In order for Australia to maintain the proportion of the population aged 65 and over at present levels, enormous numbers of immigrants would be required, starting in 1998 at 200 000 per annum, rising to 4 million per annum by 2048 and to 30 million per annum by 2098. By the end of next century with these levels of immigration, our population would have reached almost one billion.

By Edward Drabik [1]

Can immigration offset an ageing population?

A 1999 Australian parliamentary research paper, entitled "Population Futures for Australia: the Policy Alternatives", looked at the claim that immigration could offset an ageing population. It found that in order to maintain the proportion of the population aged 65 and over at present levels,

"enormous numbers of immigrants would be required, starting in 1998 at 200 000 per annum, rising to 4 million per annum by 2048 and to 30 million per annum by 2098. By the end of next century with these levels of immigration, our population would have reached almost one billion."

The paper concluded:

"It is demographic nonsense to believe that immigration can help to keep our population young. No reasonable population policy can keep our population young."

UN Replacement Migration: Is it a Solution?

The UN has also examined this issue. Its report, entitled "Replacement Migration: Is It A Solution to Declining and Ageing Population?", often cited as proving the case for replacement migration, actually came to the completely opposite conclusion. The authors concluded that the scale of immigration needed to change the demographic profile of a whole country is so large as to be “out of reach”. For example, to combat the effect of aging population in South Korea (a very rapidly aging society) almost the entire population of the earth would have to move there by 2050!

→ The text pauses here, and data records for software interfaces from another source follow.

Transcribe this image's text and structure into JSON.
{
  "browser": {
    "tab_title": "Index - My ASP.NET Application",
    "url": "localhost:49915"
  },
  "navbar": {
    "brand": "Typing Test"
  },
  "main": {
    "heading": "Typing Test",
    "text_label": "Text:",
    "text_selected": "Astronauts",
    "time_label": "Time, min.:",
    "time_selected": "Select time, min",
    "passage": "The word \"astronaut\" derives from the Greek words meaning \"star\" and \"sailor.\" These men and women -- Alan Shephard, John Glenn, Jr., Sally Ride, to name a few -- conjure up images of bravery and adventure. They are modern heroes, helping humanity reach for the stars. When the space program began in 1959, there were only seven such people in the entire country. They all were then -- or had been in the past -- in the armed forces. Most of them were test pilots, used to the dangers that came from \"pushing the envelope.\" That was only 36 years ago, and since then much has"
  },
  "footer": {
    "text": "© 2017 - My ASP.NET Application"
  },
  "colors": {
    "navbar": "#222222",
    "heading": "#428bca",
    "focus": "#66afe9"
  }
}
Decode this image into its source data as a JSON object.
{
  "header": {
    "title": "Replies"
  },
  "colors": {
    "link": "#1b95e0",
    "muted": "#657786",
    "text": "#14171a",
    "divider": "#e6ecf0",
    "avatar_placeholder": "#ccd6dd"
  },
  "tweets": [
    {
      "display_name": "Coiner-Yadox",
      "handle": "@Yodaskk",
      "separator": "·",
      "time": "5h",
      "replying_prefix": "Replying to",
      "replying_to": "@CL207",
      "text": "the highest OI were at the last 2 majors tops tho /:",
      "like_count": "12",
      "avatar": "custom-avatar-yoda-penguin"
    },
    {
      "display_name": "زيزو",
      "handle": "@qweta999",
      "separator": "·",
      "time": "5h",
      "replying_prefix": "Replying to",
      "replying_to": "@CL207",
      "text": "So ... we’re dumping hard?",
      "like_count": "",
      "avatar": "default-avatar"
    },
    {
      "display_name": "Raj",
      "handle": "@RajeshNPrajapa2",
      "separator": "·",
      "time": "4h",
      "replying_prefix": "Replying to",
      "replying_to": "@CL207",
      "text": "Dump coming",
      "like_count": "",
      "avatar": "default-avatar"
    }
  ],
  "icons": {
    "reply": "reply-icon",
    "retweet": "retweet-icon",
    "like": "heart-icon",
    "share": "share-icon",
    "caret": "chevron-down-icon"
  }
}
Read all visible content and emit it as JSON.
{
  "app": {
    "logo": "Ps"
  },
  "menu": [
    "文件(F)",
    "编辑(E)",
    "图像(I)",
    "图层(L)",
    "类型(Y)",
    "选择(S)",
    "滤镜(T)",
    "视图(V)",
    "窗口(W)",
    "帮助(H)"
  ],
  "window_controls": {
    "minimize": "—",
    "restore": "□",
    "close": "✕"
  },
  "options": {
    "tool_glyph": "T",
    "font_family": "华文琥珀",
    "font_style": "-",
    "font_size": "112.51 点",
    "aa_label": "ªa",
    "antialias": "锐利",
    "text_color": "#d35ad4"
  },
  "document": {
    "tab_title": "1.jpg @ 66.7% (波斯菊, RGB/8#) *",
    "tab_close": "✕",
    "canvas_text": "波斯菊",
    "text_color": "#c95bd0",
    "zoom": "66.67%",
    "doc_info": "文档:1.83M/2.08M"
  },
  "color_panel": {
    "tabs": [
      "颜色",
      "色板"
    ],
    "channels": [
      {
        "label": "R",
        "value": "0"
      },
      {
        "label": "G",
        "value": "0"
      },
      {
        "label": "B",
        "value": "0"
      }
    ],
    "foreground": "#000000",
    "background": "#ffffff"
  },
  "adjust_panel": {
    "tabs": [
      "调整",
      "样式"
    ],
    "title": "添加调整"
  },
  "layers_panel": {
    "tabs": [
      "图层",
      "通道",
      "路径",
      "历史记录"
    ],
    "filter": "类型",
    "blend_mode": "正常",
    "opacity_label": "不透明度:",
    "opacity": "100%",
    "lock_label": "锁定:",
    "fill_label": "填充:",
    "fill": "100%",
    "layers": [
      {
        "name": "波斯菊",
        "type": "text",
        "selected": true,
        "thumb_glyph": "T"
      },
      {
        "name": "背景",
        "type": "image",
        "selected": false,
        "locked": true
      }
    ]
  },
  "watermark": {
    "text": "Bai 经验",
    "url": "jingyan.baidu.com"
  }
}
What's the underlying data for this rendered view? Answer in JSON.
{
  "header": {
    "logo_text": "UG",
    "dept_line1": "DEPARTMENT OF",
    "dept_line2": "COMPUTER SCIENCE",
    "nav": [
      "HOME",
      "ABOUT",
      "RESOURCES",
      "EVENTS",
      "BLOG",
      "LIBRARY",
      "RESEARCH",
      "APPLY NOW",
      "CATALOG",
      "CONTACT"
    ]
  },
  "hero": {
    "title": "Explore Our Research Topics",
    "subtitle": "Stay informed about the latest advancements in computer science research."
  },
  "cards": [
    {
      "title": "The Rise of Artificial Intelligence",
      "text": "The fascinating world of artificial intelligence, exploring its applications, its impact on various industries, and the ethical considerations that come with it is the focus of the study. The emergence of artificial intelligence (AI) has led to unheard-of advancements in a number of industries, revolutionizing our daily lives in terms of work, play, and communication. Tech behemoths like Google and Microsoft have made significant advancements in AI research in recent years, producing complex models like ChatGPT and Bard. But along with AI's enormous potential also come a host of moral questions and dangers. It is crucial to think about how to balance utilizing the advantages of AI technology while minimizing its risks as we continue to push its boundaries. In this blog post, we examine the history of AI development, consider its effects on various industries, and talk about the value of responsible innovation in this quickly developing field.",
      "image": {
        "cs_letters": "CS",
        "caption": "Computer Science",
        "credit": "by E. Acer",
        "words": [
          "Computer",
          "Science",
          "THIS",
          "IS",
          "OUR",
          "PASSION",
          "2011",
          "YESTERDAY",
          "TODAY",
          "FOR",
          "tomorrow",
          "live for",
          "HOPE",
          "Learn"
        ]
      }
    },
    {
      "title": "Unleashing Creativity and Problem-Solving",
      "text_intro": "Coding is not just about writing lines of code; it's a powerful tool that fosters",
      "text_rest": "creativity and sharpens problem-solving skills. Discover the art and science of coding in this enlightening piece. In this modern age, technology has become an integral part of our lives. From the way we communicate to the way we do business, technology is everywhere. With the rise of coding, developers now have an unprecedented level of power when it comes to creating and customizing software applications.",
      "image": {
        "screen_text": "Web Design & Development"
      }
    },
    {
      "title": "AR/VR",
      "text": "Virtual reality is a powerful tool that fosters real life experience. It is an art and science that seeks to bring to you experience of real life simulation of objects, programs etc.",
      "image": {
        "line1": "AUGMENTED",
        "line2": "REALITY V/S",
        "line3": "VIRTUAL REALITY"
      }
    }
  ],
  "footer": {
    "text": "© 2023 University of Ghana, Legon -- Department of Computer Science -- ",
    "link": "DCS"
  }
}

British Government: Migrants grow old too!

As a British government report summed up in 2001:

“The single reason why even large constant net migration flows would not prevent support ratios from falling in the long term is that migrants grow old as well! Although a steady large inflow of young migrants would continue to boost the working-age population, before long it would start adding to the retirement-age population, and a four-to-one (say) potential support ratio could not be maintained.”

The same British report came to this conclusion:

“Immigration policies should be governed by political and humanitarian objectives, and not by demographic considerations."

Council of Europe: Migration cannot reverse ageing trends

The Council of Europe came to the same conclusion in a 2000 report:

“Migration flows cannot in future be used to reverse trends in population ageing and decline in most Council of Europe countries. The flows required would be too large and it would be impossible to integrate them into the economy and society.”

So, unless the immigrants in question are miraculously immune to the ageing process, using immigration to offset population ageing is a demographic nonsense. Yet, pro-immigrationists continue to peddle this ridiculous argument even though they must know by now that it is utterly fallacious.

NOTES

[1] This article was originally posted as a comment on
http://theconversation.edu.au/new-migration-council-to-fight-for-a-bigger-australia-7895#comment_53165 and is republished here with Edward Drabik’s permission.

Comments

The only other way of maintaining a young population would be to ensure couples have very large families and die young! This would avoid the financial burden of an "ageing population" so dreaded by economists, politicians and growth-ists. No population can be kept young, unless they die early. Just as any individual must age one year every year, whole populations must age. It's illogical and devoid of common-sense to condemn "ageing populations", and a lack of respect for older generations to consider them a disadvantage and a heavy burden to societies.

Birth rates started declining in the late 1960s, and have been falling ever since. For the last 20 years or so the birth rate has fallen below the replacement rate — meaning that without migration Australia’s population would eventually begin to fall.

We must stop seeing our ageing population as a burden. We need to think about the opportunities it can offer both socially and economically. We must remove the barriers to employment, offer learning and training opportunities throughout lifespans, encourage intergenerational conversations and cross-age mutual partnerships, and honour the skills and services that older people provide - usually voluntarily.

Increased migration cannot prevent our population from ageing. This is because migrants who come to Australia will age along with the rest of the population. It would end up a big Ponzi-like growth scheme because every year the increases to immigration would need to become progressively larger and larger to take account of the ageing of the migrants themselves!

Birth rates have been falling in all the advanced industrial countries, and many are currently lower than Australia’s. Low birth rates largely reflect increased choices available to women, including access to birth control, access to education and employment, and higher living standards.

Justify high immigration as needed to dilute our ageing population is another population myth.